Every time Kaim unlocks a memory from his thousand-year journey, it’s presented in the form of a beautifully written short story. Are these pieces of Kaim’s storied past interactive? Not in the least. But they’re undeniably captivating and express emotions that videogames – on their own – just haven’t figured out how to tap into yet. Really, it raises the question of whether or not gaming’s current trend of “Total Player-Driven Interactivity” is the best road to travel. Heavy Rain, what say you?

Fable 2’s Canine Calamity – (My spoilers, let me show you them) See Spot run. See Spot fetch. See Spot’s fur color change to reflect your moral standing. And finally, see Spot sail headfirst into the bullet that was meant to splatter your gray matter. When a game can make you choose a four-legged pile of pixels over saving the virtual lives of thousands of people – people with fictional families! – you know its developers did something right. Congrats, Mr. Molyneux, you can now cut another notch into your heart-shaped bedpost.

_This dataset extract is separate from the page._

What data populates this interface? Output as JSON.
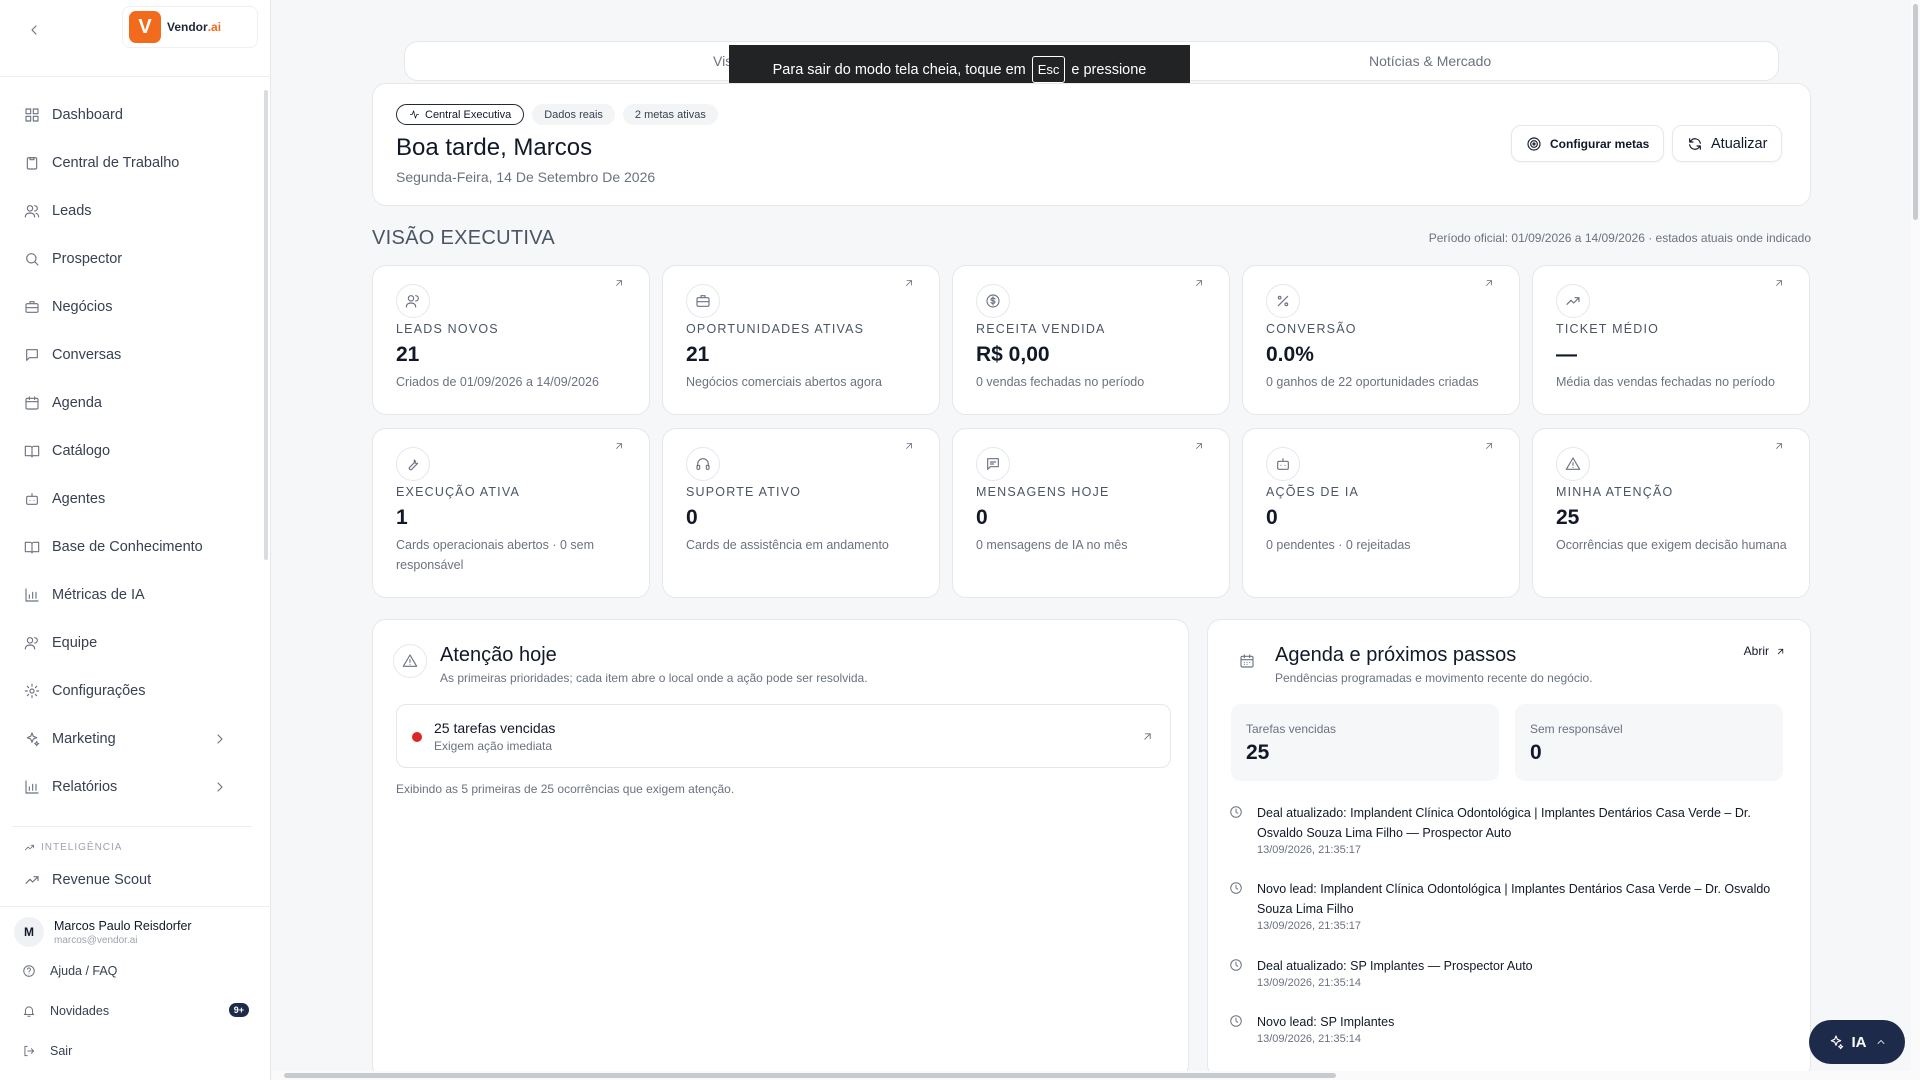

Fallout 3’s Hive of Scum and Villainy – Fallout 3’s main quest could be better, its characters aren’t exactly memorable, and Dogmeat is to Fable 2’s dog as Pluto is to Goofy. So why, in Atom’s great name (may he rest in peace), do I love it so much? Simple – the game world. The devil's in the details, and they're everywhere. Charred notes and voice snippets from decadent days long past, playgrounds and baseball fields made obsolete by a time where people can't be bothered with trivial pursuits like fun -- Fallout 3's wasteland overflows “Woah” moments both large and small. Your character, then, is just another ant making tiny footprints on the back of something much older and greater than him/her. Or so it seems, thanks to the Bethesda’s near-omnipresent attention to detail.

Not only that, the sheer diversity of Fallout 3’s nuked-out nooks and crannies instills the game with an almost-magical quality. As you spend more and more time getting to know the wasteland, its creator – the proverbial man behind the curtain – fades into the background. What you’re left with, then, is a world where it seems that anything can happen. No longer do you take Quest A in order to get on Quest B’s good side; you do it because you’re living your life and splattering your personality across the canvas of another world.

So yeah, miles upon miles of real estate may be stretching the meaning of “moment” a little, but Bethesda’s address is stamped on this impassioned love letter, and they sure as hell deserve it.

Sparkly, futuristic 2009 information is a little lacking at the moment, so why not spend your first “FIRST!” of the New Year telling us about your favorite gaming moments of 2008?

Around the web

by CPMStar (Sponsored) Free to play

Comments